----- AVAILABLE RECORDS -----
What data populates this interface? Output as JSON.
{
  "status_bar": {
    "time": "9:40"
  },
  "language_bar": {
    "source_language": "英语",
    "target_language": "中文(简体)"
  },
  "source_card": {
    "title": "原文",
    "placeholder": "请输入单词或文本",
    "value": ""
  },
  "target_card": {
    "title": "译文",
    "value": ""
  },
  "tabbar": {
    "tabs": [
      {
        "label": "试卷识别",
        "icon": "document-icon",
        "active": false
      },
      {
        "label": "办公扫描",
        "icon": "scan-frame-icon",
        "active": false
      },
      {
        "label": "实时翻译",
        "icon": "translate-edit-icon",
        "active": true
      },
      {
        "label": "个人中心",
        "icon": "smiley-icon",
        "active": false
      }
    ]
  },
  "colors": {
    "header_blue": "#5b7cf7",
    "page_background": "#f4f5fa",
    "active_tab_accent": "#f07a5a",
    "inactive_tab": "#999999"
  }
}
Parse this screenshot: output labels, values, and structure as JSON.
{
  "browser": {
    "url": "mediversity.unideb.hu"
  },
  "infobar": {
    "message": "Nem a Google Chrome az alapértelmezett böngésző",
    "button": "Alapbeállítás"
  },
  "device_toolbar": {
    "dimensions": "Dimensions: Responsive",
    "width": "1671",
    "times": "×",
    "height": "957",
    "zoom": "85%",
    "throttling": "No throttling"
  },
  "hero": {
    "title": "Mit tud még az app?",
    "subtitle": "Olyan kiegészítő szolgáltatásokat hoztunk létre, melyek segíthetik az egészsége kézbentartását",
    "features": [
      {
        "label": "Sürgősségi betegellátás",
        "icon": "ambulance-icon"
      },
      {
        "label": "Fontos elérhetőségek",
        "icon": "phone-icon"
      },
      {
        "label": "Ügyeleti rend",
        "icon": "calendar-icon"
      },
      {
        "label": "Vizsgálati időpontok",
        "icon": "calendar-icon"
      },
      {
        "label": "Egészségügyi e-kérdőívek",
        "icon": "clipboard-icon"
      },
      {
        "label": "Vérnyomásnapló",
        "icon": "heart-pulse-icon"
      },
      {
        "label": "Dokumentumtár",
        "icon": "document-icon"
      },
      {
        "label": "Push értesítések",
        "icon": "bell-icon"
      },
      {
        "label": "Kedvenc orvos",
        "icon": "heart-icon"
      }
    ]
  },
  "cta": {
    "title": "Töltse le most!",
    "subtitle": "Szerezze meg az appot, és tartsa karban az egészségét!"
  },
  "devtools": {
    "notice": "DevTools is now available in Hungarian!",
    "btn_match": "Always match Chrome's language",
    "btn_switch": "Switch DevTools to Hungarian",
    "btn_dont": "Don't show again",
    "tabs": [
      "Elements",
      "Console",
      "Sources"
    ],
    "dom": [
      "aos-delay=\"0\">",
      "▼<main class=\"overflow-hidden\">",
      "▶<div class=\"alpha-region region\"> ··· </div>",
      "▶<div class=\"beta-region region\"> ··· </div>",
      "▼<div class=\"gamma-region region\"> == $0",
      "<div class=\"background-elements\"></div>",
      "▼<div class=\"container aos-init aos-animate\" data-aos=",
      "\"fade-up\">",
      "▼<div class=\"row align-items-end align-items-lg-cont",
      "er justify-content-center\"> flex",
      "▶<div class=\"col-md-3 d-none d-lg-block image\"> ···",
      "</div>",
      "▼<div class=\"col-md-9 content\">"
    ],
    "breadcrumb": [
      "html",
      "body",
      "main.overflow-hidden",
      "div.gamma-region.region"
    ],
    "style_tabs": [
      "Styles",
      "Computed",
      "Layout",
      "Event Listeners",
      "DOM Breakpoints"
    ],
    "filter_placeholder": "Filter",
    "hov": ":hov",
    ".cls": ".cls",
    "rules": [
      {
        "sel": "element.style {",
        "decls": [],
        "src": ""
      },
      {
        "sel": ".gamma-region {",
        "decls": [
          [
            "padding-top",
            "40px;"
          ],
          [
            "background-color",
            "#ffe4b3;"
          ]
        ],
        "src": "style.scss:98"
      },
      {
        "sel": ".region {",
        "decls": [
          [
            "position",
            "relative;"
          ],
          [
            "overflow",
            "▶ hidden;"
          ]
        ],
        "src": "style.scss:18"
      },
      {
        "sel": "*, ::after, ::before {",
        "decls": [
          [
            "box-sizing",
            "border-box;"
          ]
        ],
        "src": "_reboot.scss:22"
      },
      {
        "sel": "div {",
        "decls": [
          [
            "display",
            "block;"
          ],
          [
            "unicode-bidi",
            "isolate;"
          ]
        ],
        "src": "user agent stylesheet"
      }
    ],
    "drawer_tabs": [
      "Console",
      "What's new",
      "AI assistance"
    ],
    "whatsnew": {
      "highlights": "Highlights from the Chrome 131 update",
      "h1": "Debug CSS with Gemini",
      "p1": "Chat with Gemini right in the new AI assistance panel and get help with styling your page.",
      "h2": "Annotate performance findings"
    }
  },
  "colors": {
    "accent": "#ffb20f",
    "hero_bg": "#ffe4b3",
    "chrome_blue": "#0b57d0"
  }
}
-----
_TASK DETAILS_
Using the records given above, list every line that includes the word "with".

_RESULT_
      "h1": "Debug CSS with Gemini",
      "p1": "Chat with Gemini right in the new AI assistance panel and get help with styling your page.",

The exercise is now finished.